Out At Night, a mystery by Susan Arnout Smith
Grace Descanso is having a hard time, even while she's on vacation in the Bahamas with her five-year-old daughter Katie. Her estranged husband is along, after many years' absence. Her feelings about him are ambivalent.
To top it off, she gets a call from an uncle who works for the FBI, summoning her to Palm Springs, California, where there has been a murder. He asks her to help investigate.
Background: Grace is a former medical doctor whose regular job is in the police forensics lab in San Diego. Her uncle wants her expertise to study the crime scene and the body in Palm Springs. This is no ordinary case, however. The victim, Thaddeus Bartolomew, is a professor of biology who has been actively protesting genetically modified foods and the upcoming world agricultural conference to be held in Palm Springs.
The professor was killed by a bolt from a crossbow, in a field of genetically modified soybean plants. His last action was to send a text message on his cell phone - just a name, her name - "contact Grace Descanso."
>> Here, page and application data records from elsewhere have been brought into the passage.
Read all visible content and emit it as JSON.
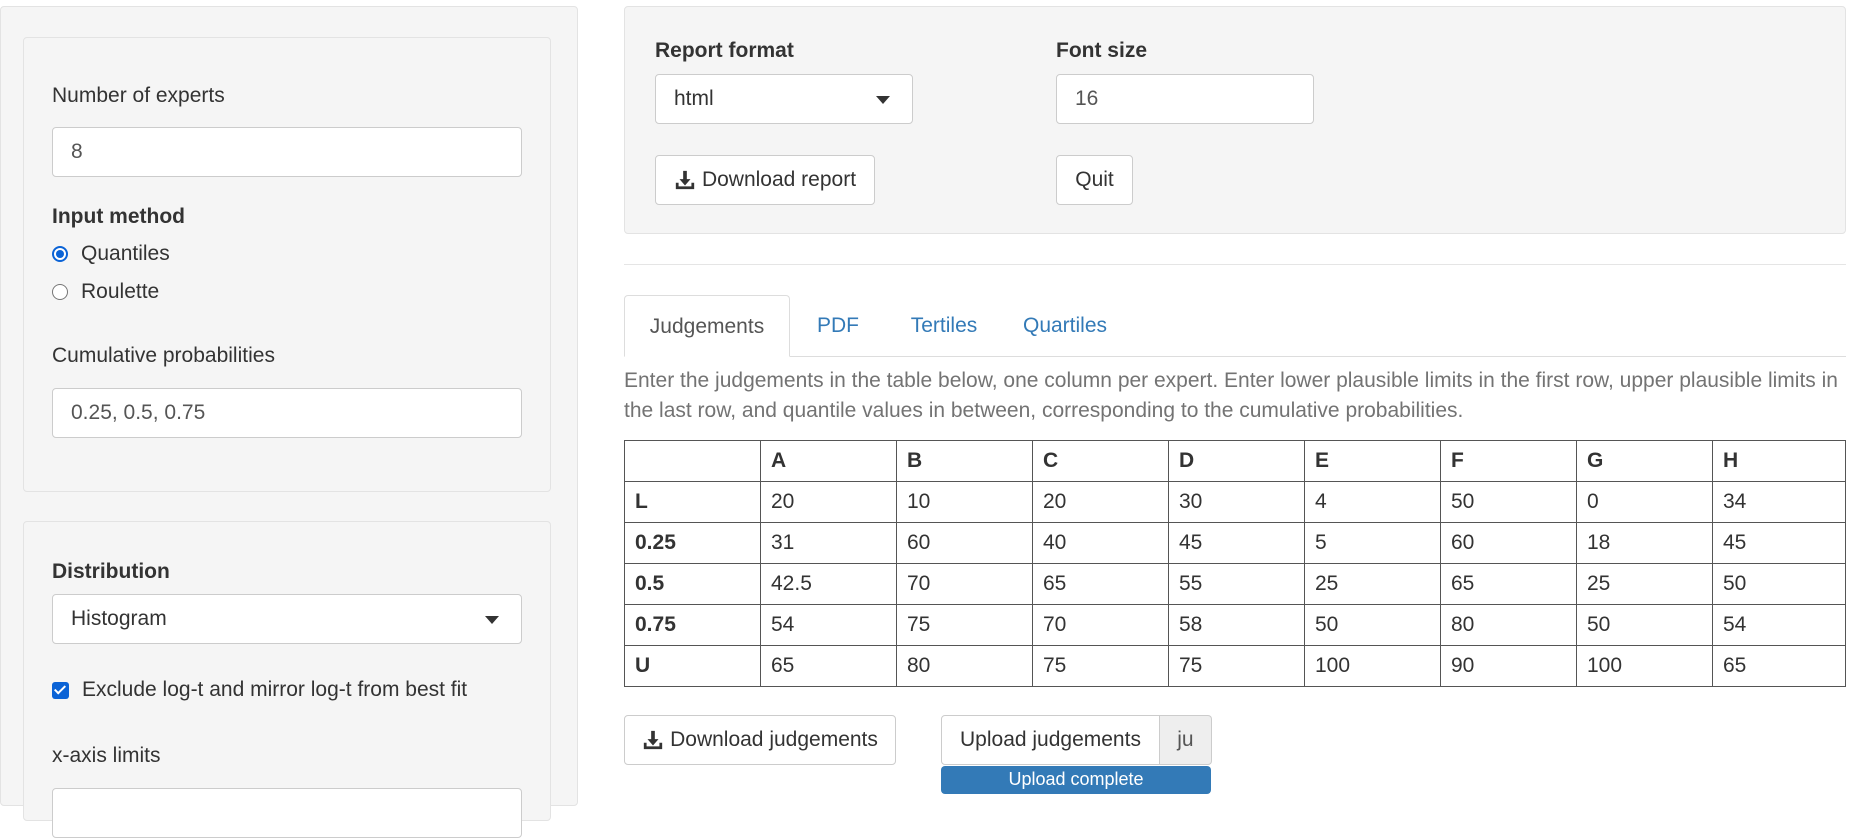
{
  "sidebar": {
    "num_experts_label": "Number of experts",
    "num_experts_value": "8",
    "input_method_label": "Input method",
    "input_methods": [
      "Quantiles",
      "Roulette"
    ],
    "input_method_selected": "Quantiles",
    "cumprob_label": "Cumulative probabilities",
    "cumprob_value": "0.25, 0.5, 0.75",
    "distribution_label": "Distribution",
    "distribution_value": "Histogram",
    "exclude_label": "Exclude log-t and mirror log-t from best fit",
    "exclude_checked": true,
    "xaxis_label": "x-axis limits"
  },
  "report": {
    "format_label": "Report format",
    "format_value": "html",
    "font_label": "Font size",
    "font_value": "16",
    "download_report": "Download report",
    "quit": "Quit"
  },
  "tabs": [
    {
      "label": "Judgements",
      "active": true
    },
    {
      "label": "PDF",
      "active": false
    },
    {
      "label": "Tertiles",
      "active": false
    },
    {
      "label": "Quartiles",
      "active": false
    }
  ],
  "help_text": "Enter the judgements in the table below, one column per expert. Enter lower plausible limits in the first row, upper plausible limits in the last row, and quantile values in between, corresponding to the cumulative probabilities.",
  "table": {
    "columns": [
      "",
      "A",
      "B",
      "C",
      "D",
      "E",
      "F",
      "G",
      "H"
    ],
    "rows": [
      [
        "L",
        "20",
        "10",
        "20",
        "30",
        "4",
        "50",
        "0",
        "34"
      ],
      [
        "0.25",
        "31",
        "60",
        "40",
        "45",
        "5",
        "60",
        "18",
        "45"
      ],
      [
        "0.5",
        "42.5",
        "70",
        "65",
        "55",
        "25",
        "65",
        "25",
        "50"
      ],
      [
        "0.75",
        "54",
        "75",
        "70",
        "58",
        "50",
        "80",
        "50",
        "54"
      ],
      [
        "U",
        "65",
        "80",
        "75",
        "75",
        "100",
        "90",
        "100",
        "65"
      ]
    ]
  },
  "buttons": {
    "download_judgements": "Download judgements",
    "upload_judgements": "Upload judgements",
    "upload_filename": "ju",
    "upload_status": "Upload complete"
  },
  "colors": {
    "link": "#337ab7",
    "accent": "#0b63d6",
    "well_bg": "#f5f5f5"
  }
}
Comments: Almost all the people we meet in the first chapters of the book are entangled in this very elaborate and original plot. There are radical protesters against genetically modified foods, childless women who have had multiple miscarriages, scientists who are actively modifying foods for use in developing countries, and even farmers of organic foods.
Grace reached for a chip and ate it. Fabulous chips. Salty, slightly greasy, cracking and melting, the sweet taste of corn in her mouth. She chewed.There are hints that the protesters will disrupt the international agricultural conference in a big way, but nobody knows how far they will go.
"I don't know how much you know about babies, and if you've lost a bunch, maybe not too much."
I enjoyed the unusual plot and setting, the surprising and multiple roles played by some of the characters, the hunt for a killer, and the suspense that increases to the very end. Susan Arnout Smith's vivid descriptions of setting and place give you a clear picture image of the action.
The dialogue is so realistic that in a few cases when Grace is investigating and probing, you can feel her impatience to have the conversation move to the main point.
The only sticking point for me was having several chapters end with a surprise that is not explained or followed up immediately in the next chapter. I had to wait till further on to find out, and back track to what happened.
Overall, I recommended the book highly for mystery and suspense fans, especially those interested in the controversy over organic foods, food production, and genetically modified foods. There is a good dose of romantic suspense in this novel too that readers of romance will like.
See my Interview with author Susan Arnout Smith
Published by Minotaur Books, New York, 2009.
Thanks to Authors on the Web for the review copy of this book.